• **What you will do**
An exact copy of the data below is required; return it in full.

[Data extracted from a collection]
-*-
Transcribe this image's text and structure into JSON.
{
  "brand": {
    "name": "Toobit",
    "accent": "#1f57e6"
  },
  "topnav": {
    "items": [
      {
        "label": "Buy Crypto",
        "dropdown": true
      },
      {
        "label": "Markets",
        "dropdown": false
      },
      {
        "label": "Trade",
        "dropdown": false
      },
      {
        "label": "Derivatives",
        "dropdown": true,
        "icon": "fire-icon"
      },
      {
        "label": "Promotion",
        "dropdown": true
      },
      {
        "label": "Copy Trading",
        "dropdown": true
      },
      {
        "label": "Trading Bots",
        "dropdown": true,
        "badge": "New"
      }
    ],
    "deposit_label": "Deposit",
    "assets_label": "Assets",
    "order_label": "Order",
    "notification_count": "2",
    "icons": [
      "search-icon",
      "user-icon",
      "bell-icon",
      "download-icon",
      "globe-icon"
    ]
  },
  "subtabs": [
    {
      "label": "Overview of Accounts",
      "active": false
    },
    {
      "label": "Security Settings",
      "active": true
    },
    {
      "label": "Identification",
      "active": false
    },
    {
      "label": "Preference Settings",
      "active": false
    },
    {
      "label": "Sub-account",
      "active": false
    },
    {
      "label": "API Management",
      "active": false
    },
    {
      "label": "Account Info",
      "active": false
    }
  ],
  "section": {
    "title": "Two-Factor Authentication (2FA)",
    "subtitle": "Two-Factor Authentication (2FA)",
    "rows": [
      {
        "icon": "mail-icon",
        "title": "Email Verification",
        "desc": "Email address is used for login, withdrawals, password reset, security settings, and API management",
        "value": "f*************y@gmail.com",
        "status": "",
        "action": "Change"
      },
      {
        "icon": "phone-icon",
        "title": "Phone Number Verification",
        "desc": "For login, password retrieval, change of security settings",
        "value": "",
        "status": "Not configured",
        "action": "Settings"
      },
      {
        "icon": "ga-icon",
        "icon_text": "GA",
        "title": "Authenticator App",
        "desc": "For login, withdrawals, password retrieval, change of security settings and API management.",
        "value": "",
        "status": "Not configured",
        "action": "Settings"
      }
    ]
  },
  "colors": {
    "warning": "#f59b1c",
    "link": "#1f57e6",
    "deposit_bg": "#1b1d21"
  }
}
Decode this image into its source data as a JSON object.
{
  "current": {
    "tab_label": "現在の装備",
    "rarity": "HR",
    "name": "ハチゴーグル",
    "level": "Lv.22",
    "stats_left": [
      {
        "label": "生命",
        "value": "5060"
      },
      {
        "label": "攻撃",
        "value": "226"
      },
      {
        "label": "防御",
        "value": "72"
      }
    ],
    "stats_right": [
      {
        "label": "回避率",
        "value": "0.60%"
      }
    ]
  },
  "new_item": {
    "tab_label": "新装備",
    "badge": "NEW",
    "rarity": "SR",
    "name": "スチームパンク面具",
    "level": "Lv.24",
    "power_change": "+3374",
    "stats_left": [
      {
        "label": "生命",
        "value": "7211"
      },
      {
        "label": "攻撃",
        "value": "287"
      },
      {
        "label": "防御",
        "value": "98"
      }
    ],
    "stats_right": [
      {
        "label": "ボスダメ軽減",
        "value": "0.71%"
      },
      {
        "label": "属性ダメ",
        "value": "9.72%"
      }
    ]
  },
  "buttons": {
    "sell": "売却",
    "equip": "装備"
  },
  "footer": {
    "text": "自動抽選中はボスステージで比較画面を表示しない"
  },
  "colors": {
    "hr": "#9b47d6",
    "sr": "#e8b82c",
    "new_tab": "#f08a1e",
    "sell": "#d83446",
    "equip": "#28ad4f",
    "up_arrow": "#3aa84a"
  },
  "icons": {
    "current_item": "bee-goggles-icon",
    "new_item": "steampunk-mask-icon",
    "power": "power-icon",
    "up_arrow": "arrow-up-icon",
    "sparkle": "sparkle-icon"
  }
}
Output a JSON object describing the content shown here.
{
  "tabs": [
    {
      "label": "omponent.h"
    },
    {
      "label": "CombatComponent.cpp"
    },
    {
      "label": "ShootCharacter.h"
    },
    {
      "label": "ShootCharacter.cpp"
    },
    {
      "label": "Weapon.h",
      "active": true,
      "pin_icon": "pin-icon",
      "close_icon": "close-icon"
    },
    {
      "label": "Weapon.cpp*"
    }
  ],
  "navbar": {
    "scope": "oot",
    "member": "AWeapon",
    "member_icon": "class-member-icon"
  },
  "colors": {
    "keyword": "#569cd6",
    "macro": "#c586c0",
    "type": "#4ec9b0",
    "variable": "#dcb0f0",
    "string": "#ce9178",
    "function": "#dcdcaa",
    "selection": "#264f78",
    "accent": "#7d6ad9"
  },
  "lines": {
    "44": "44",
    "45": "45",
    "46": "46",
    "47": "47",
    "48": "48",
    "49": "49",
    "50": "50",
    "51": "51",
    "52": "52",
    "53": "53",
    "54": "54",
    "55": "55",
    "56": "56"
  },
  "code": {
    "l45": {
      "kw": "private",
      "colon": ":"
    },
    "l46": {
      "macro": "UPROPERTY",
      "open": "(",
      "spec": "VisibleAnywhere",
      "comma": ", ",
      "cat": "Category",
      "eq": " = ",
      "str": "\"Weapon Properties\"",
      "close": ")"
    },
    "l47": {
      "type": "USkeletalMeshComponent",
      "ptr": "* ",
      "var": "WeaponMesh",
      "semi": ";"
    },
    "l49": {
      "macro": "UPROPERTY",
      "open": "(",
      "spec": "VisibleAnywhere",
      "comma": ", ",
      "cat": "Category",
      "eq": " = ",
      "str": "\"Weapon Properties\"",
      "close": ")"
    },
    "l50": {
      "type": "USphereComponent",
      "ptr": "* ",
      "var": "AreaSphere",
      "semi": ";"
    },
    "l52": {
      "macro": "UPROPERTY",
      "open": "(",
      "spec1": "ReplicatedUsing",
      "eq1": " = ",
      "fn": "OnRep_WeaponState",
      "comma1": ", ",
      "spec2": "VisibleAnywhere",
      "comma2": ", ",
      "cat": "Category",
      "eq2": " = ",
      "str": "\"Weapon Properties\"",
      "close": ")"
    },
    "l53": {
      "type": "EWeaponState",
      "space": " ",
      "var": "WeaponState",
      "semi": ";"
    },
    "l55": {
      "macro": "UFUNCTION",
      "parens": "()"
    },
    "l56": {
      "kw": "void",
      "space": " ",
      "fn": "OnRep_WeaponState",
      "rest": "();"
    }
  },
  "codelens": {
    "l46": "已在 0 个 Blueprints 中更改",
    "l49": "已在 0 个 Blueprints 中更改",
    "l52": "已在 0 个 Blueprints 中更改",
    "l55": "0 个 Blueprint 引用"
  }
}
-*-
• **Result of the exercise**
Transcribe this image's text and structure into JSON.
{
  "brand": {
    "name": "Toobit",
    "accent": "#1f57e6"
  },
  "topnav": {
    "items": [
      {
        "label": "Buy Crypto",
        "dropdown": true
      },
      {
        "label": "Markets",
        "dropdown": false
      },
      {
        "label": "Trade",
        "dropdown": false
      },
      {
        "label": "Derivatives",
        "dropdown": true,
        "icon": "fire-icon"
      },
      {
        "label": "Promotion",
        "dropdown": true
      },
      {
        "label": "Copy Trading",
        "dropdown": true
      },
      {
        "label": "Trading Bots",
        "dropdown": true,
        "badge": "New"
      }
    ],
    "deposit_label": "Deposit",
    "assets_label": "Assets",
    "order_label": "Order",
    "notification_count": "2",
    "icons": [
      "search-icon",
      "user-icon",
      "bell-icon",
      "download-icon",
      "globe-icon"
    ]
  },
  "subtabs": [
    {
      "label": "Overview of Accounts",
      "active": false
    },
    {
      "label": "Security Settings",
      "active": true
    },
    {
      "label": "Identification",
      "active": false
    },
    {
      "label": "Preference Settings",
      "active": false
    },
    {
      "label": "Sub-account",
      "active": false
    },
    {
      "label": "API Management",
      "active": false
    },
    {
      "label": "Account Info",
      "active": false
    }
  ],
  "section": {
    "title": "Two-Factor Authentication (2FA)",
    "subtitle": "Two-Factor Authentication (2FA)",
    "rows": [
      {
        "icon": "mail-icon",
        "title": "Email Verification",
        "desc": "Email address is used for login, withdrawals, password reset, security settings, and API management",
        "value": "f*************y@gmail.com",
        "status": "",
        "action": "Change"
      },
      {
        "icon": "phone-icon",
        "title": "Phone Number Verification",
        "desc": "For login, password retrieval, change of security settings",
        "value": "",
        "status": "Not configured",
        "action": "Settings"
      },
      {
        "icon": "ga-icon",
        "icon_text": "GA",
        "title": "Authenticator App",
        "desc": "For login, withdrawals, password retrieval, change of security settings and API management.",
        "value": "",
        "status": "Not configured",
        "action": "Settings"
      }
    ]
  },
  "colors": {
    "warning": "#f59b1c",
    "link": "#1f57e6",
    "deposit_bg": "#1b1d21"
  }
}
Decode this image into its source data as a JSON object.
{
  "current": {
    "tab_label": "現在の装備",
    "rarity": "HR",
    "name": "ハチゴーグル",
    "level": "Lv.22",
    "stats_left": [
      {
        "label": "生命",
        "value": "5060"
      },
      {
        "label": "攻撃",
        "value": "226"
      },
      {
        "label": "防御",
        "value": "72"
      }
    ],
    "stats_right": [
      {
        "label": "回避率",
        "value": "0.60%"
      }
    ]
  },
  "new_item": {
    "tab_label": "新装備",
    "badge": "NEW",
    "rarity": "SR",
    "name": "スチームパンク面具",
    "level": "Lv.24",
    "power_change": "+3374",
    "stats_left": [
      {
        "label": "生命",
        "value": "7211"
      },
      {
        "label": "攻撃",
        "value": "287"
      },
      {
        "label": "防御",
        "value": "98"
      }
    ],
    "stats_right": [
      {
        "label": "ボスダメ軽減",
        "value": "0.71%"
      },
      {
        "label": "属性ダメ",
        "value": "9.72%"
      }
    ]
  },
  "buttons": {
    "sell": "売却",
    "equip": "装備"
  },
  "footer": {
    "text": "自動抽選中はボスステージで比較画面を表示しない"
  },
  "colors": {
    "hr": "#9b47d6",
    "sr": "#e8b82c",
    "new_tab": "#f08a1e",
    "sell": "#d83446",
    "equip": "#28ad4f",
    "up_arrow": "#3aa84a"
  },
  "icons": {
    "current_item": "bee-goggles-icon",
    "new_item": "steampunk-mask-icon",
    "power": "power-icon",
    "up_arrow": "arrow-up-icon",
    "sparkle": "sparkle-icon"
  }
}
Output a JSON object describing the content shown here.
{
  "tabs": [
    {
      "label": "omponent.h"
    },
    {
      "label": "CombatComponent.cpp"
    },
    {
      "label": "ShootCharacter.h"
    },
    {
      "label": "ShootCharacter.cpp"
    },
    {
      "label": "Weapon.h",
      "active": true,
      "pin_icon": "pin-icon",
      "close_icon": "close-icon"
    },
    {
      "label": "Weapon.cpp*"
    }
  ],
  "navbar": {
    "scope": "oot",
    "member": "AWeapon",
    "member_icon": "class-member-icon"
  },
  "colors": {
    "keyword": "#569cd6",
    "macro": "#c586c0",
    "type": "#4ec9b0",
    "variable": "#dcb0f0",
    "string": "#ce9178",
    "function": "#dcdcaa",
    "selection": "#264f78",
    "accent": "#7d6ad9"
  },
  "lines": {
    "44": "44",
    "45": "45",
    "46": "46",
    "47": "47",
    "48": "48",
    "49": "49",
    "50": "50",
    "51": "51",
    "52": "52",
    "53": "53",
    "54": "54",
    "55": "55",
    "56": "56"
  },
  "code": {
    "l45": {
      "kw": "private",
      "colon": ":"
    },
    "l46": {
      "macro": "UPROPERTY",
      "open": "(",
      "spec": "VisibleAnywhere",
      "comma": ", ",
      "cat": "Category",
      "eq": " = ",
      "str": "\"Weapon Properties\"",
      "close": ")"
    },
    "l47": {
      "type": "USkeletalMeshComponent",
      "ptr": "* ",
      "var": "WeaponMesh",
      "semi": ";"
    },
    "l49": {
      "macro": "UPROPERTY",
      "open": "(",
      "spec": "VisibleAnywhere",
      "comma": ", ",
      "cat": "Category",
      "eq": " = ",
      "str": "\"Weapon Properties\"",
      "close": ")"
    },
    "l50": {
      "type": "USphereComponent",
      "ptr": "* ",
      "var": "AreaSphere",
      "semi": ";"
    },
    "l52": {
      "macro": "UPROPERTY",
      "open": "(",
      "spec1": "ReplicatedUsing",
      "eq1": " = ",
      "fn": "OnRep_WeaponState",
      "comma1": ", ",
      "spec2": "VisibleAnywhere",
      "comma2": ", ",
      "cat": "Category",
      "eq2": " = ",
      "str": "\"Weapon Properties\"",
      "close": ")"
    },
    "l53": {
      "type": "EWeaponState",
      "space": " ",
      "var": "WeaponState",
      "semi": ";"
    },
    "l55": {
      "macro": "UFUNCTION",
      "parens": "()"
    },
    "l56": {
      "kw": "void",
      "space": " ",
      "fn": "OnRep_WeaponState",
      "rest": "();"
    }
  },
  "codelens": {
    "l46": "已在 0 个 Blueprints 中更改",
    "l49": "已在 0 个 Blueprints 中更改",
    "l52": "已在 0 个 Blueprints 中更改",
    "l55": "0 个 Blueprint 引用"
  }
}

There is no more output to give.